Directions:
Copy every record word for word.

================================

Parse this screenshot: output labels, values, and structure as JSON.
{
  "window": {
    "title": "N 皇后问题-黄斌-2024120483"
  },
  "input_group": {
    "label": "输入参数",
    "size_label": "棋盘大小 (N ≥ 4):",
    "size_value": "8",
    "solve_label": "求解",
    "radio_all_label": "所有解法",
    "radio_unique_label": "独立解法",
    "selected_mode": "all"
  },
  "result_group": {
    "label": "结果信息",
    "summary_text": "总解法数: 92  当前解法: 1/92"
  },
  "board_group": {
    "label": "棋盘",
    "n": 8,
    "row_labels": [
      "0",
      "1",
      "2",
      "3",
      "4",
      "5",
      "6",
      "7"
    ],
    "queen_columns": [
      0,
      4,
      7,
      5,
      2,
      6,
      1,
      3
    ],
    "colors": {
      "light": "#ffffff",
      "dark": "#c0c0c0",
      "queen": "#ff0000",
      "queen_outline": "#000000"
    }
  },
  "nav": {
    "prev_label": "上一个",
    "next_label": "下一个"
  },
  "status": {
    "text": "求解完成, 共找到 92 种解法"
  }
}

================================

Output for this task:
Parse this screenshot: output labels, values, and structure as JSON.
{
  "window": {
    "title": "N 皇后问题-黄斌-2024120483"
  },
  "input_group": {
    "label": "输入参数",
    "size_label": "棋盘大小 (N ≥ 4):",
    "size_value": "8",
    "solve_label": "求解",
    "radio_all_label": "所有解法",
    "radio_unique_label": "独立解法",
    "selected_mode": "all"
  },
  "result_group": {
    "label": "结果信息",
    "summary_text": "总解法数: 92  当前解法: 1/92"
  },
  "board_group": {
    "label": "棋盘",
    "n": 8,
    "row_labels": [
      "0",
      "1",
      "2",
      "3",
      "4",
      "5",
      "6",
      "7"
    ],
    "queen_columns": [
      0,
      4,
      7,
      5,
      2,
      6,
      1,
      3
    ],
    "colors": {
      "light": "#ffffff",
      "dark": "#c0c0c0",
      "queen": "#ff0000",
      "queen_outline": "#000000"
    }
  },
  "nav": {
    "prev_label": "上一个",
    "next_label": "下一个"
  },
  "status": {
    "text": "求解完成, 共找到 92 种解法"
  }
}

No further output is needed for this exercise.